San Francisco

San Francisco: Mary Blake arrives at Blackie Nortons Paradise gambling hall and beer garden looking for work as a singer. Blackie embarrasses her by asking to see her legs, but does hire her. She faints from hunger. Nob Hill Socialite Jack Burley and Maestro Baldini of the Tivoli Opera House see her singing and offer her a chance to do opera, but Blackie has her under a two-year contract which she sorrowfully stands by. Later, when he makes up posters featuring Mary in tights, she does leave for the Tivoli. Blackie gets an injunction against Burley, but knocks out the process server when he hears Marys performance as Marguerite in Faust. She asks her to marry him and she agrees to go back to the Paradise as his kind of singer, but Blackies childhood chum Father Tim intervenes. After Blackie slugs the priest, Mary leaves. She is soon the star of the Tivoli and Blackies place is closed down. She sings a rousing San Francisco on behalf of the Paradise at the annual Chicken Ball and wins the $10,000 prize which Blackie throws to the floor. As she storms out of the hall a terrible rumble betokens the famous San Francisco earthquake. Buildings collapse, streets split wide open, the city burns, the army dynamites whole sections of town. After staggering around in a stupor Blackie finds Father Tim and the two of them find Mary at a Salvation Army camp. Backed by hundreds of others, they look out over the ruins which are gradually replaced by the shining new city with a reprise of the title song.

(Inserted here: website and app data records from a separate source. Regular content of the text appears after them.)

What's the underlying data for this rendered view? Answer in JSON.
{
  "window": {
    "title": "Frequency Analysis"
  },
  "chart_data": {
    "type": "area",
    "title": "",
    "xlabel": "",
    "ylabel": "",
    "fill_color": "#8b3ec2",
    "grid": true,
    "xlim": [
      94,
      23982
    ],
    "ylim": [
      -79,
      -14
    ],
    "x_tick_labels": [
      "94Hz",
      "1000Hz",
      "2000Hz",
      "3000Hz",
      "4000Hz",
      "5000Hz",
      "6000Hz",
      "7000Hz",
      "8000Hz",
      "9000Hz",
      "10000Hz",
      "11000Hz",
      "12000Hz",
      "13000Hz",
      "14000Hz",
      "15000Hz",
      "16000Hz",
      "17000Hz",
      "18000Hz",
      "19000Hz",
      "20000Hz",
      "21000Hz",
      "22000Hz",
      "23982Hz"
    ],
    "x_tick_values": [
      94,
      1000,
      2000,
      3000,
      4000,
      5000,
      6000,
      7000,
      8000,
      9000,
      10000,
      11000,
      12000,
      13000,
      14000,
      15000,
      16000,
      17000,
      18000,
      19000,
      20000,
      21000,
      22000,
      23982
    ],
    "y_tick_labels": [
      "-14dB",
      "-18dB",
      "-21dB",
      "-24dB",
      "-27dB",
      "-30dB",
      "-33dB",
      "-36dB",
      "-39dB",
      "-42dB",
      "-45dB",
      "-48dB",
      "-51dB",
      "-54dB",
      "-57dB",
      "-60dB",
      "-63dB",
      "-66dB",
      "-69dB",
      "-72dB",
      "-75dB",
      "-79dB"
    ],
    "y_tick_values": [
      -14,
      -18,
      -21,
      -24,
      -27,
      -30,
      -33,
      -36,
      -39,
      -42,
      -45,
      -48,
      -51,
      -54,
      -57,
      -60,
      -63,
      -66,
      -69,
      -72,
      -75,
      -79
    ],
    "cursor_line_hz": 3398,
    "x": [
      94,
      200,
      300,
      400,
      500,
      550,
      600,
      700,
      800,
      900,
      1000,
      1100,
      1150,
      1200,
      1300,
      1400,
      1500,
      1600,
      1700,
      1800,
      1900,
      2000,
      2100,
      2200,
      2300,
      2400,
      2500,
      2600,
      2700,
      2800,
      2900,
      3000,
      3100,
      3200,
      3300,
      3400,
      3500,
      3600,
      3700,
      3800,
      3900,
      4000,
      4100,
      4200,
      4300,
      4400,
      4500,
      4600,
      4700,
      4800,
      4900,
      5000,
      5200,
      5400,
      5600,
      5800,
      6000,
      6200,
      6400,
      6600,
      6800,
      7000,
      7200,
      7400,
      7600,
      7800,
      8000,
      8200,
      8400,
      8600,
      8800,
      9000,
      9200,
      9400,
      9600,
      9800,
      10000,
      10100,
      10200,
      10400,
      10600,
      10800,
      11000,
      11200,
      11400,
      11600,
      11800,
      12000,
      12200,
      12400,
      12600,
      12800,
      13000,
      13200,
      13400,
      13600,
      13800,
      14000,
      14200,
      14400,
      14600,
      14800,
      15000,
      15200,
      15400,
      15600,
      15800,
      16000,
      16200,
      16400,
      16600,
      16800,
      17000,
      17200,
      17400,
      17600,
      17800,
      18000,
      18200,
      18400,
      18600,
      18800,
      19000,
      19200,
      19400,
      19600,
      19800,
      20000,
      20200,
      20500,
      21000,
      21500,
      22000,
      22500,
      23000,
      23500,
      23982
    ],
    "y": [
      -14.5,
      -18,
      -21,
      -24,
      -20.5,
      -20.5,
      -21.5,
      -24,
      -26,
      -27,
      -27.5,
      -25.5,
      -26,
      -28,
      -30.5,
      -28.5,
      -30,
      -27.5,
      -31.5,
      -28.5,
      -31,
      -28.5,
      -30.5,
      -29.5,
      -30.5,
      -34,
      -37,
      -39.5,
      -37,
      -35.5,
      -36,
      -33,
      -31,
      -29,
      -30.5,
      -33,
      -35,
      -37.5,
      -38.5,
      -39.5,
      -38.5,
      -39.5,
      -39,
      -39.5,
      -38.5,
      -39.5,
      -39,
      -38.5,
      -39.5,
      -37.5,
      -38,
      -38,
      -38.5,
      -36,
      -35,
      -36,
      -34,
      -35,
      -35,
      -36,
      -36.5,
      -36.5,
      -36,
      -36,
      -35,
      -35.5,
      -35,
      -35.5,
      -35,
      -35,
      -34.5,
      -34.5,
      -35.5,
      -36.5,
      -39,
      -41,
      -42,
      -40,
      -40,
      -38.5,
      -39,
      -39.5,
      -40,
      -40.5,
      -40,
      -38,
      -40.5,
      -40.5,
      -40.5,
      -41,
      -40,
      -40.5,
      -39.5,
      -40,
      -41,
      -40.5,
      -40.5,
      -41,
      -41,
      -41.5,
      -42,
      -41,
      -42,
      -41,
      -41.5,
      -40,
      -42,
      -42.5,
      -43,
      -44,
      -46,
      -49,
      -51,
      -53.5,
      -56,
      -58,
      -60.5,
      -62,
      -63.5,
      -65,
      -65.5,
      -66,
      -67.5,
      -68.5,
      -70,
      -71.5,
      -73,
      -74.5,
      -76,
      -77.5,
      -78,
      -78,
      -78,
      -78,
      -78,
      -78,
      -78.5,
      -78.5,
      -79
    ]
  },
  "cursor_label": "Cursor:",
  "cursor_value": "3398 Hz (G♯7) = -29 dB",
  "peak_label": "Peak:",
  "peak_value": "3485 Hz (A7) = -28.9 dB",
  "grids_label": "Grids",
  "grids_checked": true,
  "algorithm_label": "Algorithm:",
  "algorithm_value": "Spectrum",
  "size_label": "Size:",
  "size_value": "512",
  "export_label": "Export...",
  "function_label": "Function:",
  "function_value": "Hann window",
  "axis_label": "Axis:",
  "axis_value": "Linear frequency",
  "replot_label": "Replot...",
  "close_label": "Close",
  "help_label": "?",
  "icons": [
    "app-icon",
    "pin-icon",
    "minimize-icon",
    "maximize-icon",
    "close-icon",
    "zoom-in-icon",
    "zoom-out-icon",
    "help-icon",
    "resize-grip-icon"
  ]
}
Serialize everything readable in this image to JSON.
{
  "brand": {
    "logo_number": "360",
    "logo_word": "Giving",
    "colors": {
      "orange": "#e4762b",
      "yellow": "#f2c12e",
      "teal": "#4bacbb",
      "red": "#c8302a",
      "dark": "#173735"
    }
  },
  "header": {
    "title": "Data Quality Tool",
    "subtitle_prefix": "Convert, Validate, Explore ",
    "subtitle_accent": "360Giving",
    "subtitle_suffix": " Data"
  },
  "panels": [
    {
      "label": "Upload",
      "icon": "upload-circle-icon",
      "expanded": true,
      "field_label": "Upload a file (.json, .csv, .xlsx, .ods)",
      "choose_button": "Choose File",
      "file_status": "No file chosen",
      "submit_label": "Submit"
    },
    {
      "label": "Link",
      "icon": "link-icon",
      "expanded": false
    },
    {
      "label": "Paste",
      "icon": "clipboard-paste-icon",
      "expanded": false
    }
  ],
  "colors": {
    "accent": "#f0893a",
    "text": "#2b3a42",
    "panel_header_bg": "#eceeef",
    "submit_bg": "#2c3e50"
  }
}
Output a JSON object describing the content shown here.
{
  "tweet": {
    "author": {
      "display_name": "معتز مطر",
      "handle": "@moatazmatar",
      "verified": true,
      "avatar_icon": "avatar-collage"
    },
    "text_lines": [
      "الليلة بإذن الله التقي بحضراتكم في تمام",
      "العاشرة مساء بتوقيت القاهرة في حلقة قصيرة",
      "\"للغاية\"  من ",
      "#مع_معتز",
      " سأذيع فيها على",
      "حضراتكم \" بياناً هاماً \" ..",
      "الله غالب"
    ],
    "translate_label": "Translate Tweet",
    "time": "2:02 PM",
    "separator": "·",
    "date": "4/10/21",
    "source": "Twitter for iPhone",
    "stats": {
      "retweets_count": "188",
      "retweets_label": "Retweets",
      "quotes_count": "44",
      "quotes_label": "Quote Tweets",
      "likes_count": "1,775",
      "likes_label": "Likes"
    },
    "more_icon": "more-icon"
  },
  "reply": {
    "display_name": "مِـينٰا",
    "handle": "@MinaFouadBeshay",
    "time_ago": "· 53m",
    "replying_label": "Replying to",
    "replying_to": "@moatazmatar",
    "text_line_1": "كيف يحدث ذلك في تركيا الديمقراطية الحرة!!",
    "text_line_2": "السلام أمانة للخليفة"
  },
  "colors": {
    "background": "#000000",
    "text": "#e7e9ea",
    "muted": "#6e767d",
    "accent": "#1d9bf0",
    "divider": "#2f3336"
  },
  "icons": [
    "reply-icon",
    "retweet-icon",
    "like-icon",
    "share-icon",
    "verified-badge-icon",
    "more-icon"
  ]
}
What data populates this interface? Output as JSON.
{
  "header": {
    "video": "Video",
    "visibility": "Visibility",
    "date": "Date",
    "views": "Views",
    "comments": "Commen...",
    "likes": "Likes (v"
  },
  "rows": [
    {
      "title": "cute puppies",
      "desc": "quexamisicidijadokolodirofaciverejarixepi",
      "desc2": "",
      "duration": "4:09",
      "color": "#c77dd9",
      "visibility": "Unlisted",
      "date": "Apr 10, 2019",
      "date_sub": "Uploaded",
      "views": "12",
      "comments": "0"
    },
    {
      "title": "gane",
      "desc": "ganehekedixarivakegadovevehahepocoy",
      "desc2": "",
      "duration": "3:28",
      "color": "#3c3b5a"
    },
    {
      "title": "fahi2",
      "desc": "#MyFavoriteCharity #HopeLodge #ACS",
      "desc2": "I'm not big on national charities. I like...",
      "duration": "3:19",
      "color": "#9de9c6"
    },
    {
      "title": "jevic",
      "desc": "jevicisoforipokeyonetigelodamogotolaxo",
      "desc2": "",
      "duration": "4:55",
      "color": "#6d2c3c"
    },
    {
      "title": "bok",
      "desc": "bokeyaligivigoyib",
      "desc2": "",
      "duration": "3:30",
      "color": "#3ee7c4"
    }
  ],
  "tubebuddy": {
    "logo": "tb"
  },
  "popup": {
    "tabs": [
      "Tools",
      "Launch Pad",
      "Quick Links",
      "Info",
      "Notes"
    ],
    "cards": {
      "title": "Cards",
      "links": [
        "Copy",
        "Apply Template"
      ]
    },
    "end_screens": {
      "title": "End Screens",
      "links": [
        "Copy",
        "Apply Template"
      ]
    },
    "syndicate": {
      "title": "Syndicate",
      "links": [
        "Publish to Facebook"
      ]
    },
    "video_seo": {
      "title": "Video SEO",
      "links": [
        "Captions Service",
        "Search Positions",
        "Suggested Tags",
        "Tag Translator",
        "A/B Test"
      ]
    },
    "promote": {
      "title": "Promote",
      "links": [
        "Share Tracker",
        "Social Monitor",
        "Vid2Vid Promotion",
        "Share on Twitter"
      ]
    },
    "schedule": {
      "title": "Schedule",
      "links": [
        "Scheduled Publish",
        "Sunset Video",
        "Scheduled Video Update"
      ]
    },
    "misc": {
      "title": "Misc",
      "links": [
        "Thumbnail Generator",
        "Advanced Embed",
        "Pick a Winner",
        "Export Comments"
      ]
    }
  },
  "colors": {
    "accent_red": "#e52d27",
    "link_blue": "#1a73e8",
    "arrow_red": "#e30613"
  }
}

60/100
1969 Watch
Shadows of the Orient

Shadows of the Orient

Shadows of the Orient: Shadows of the Orient was originally (and still is) a Larry Darmour production made under the Empire Films banner in 1935 and released in August of 1935, although Motion Picture Herald did not review it until February of 1936. Following the reorganization of Monogram, after W. Ray Johnston, Scott R. Dunlap, Trem Carr and Paul Malvern broke away from their short stay at Republic Pictures, Monogram was in need of product to fill their exhibitor committments and picked up the film from whatever state-rights limbo it was in, and sent it back out on August 13, 1937 under a Monogram Pictures logo with nothing to indicate it was a re-issue of a two year-old film. Its first New York showing was at the Central Theatre on October 11, 1937, 27 months after initial release through the Empire exchanges, and it had lost three minutes from its original 68 minutes. The Foreword tells it all: Since the passing of the Oriental Exclusion Act the smuggling of aliens has been constant. Although the smuggling is less than a few years ago, when Chinese were brought into the United States from Mexico in carlots, the traffic has by no means ceased, according to immigration officials. The length of the frontier and sparsely settled regions makes patrolling impossible. These smugglers have no regard for human life and resort to any means to accomplish their selfish ends. The boss of the ring, at this time, is receiving fifteen hundred dollars per head on safe delivery. This films late 1937 re-issue release by Monogram may well be the reason that Esther Ralston used the name of Jane Carleton when she appeared in Universals Spy Ring which was filmed in late 1937. The foreword is quite possibly the only time that the border connecting Mexico with Texas, New Mexico, California and Arizona was referred to as a frontier in the 20th century.

40/100
1935 Watch